[Rochelle Chijioke, MD is a 3rd year emergency medicine resident at the University of North Carolina. Earlier this year she did a 3-week international elective rotation in Boquete, Panama to study basic Spanish and medical Spanish and volunteer in a clinic. Her previous post is here.]
Volunteering at the Clinica Especializada Bouquete in Panama was really interesting. I saw a wide variety of patients, everything from a routine Pap smear and a man whose ear was full of wax to a child with chest and back pain, a pretty severe paronychia of the big toe with accompanying cellulitis, and a woman with what was likely a partially torn biceps brachii muscle.
On some level, practicing medicine in Panama is just like practicing medicine in the United States. One thing that’s definitely different, however, is the sanitation. Some of the things I saw made me cringe a little (I used A LOT of hand sanitizer).
I enjoyed talking with the patients and other clinicians and hearing their stories (my Spanish is definitely improving). The doctor I shadowed told me that he has 35 years of experience as a general medicine doctor and makes about $3,500 to $4,000 a month, which is pretty much a resident’s salary in the United States. He also told me that doctors who finished residency and are just starting out make about $850 to $1300 a month. To me this is unbelievable! A dollar does go a long way here, but still, this was an eye-opening experience for me.
I did have the chance to go back to the home of the elderly woman with pneumonia that I saw a few days earlier. She appeared to be doing better than when I first saw her. Even though I recommended that she go to the hospital, the family refused, so she was receiving IV fluids and IV antibiotics at home.
On my last day in the clinic with Dr. Chen, we had a gentleman come in with a history of severe depression who was having thoughts of suicide.

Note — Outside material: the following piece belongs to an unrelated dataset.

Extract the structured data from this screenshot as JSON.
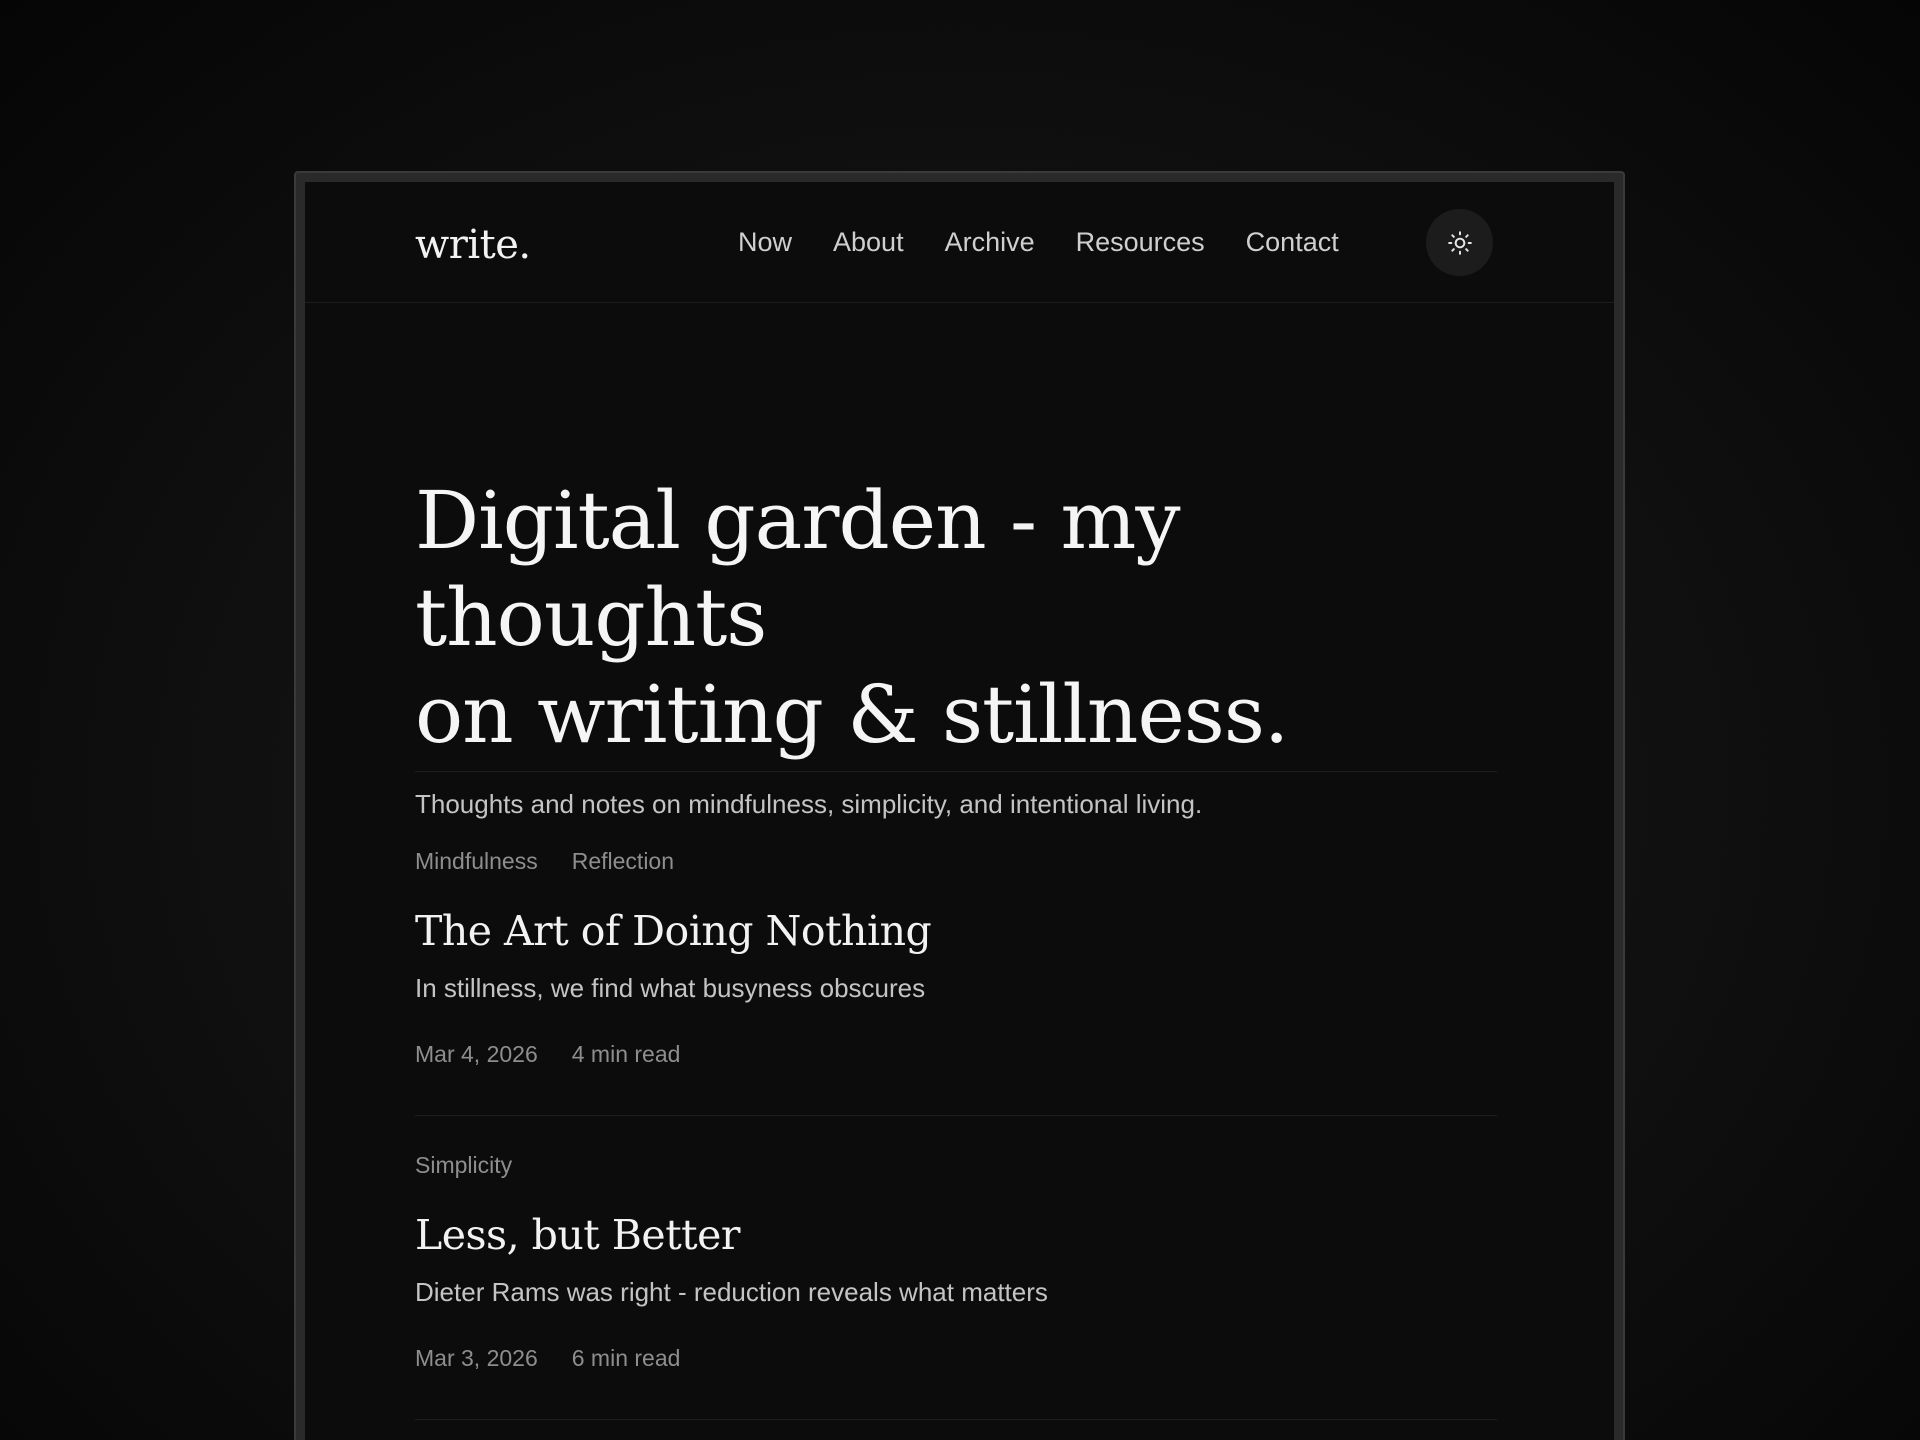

Dr. Chen was busy seeing other patients, so he had me talk to the patient. It was clear that this man needed psychiatric help, but he couldn’t afford to go the psychiatric hospital in David. Dr. Chen gave the patient some sample antidepressant medication, made him promise not to commit suicide, and asked him to return the next day for a follow-up and more meds. This was a tough case and also a reminder that depression is not just a first-world problem.
At the end of my 3-week rotation I was amazed at how good my Spanish had gotten. I was able to travel, ask questions, and feel comfortable interacting with patients. It was a wonderful learning experience, and I’m really grateful for the opportunity.
- Chi Chi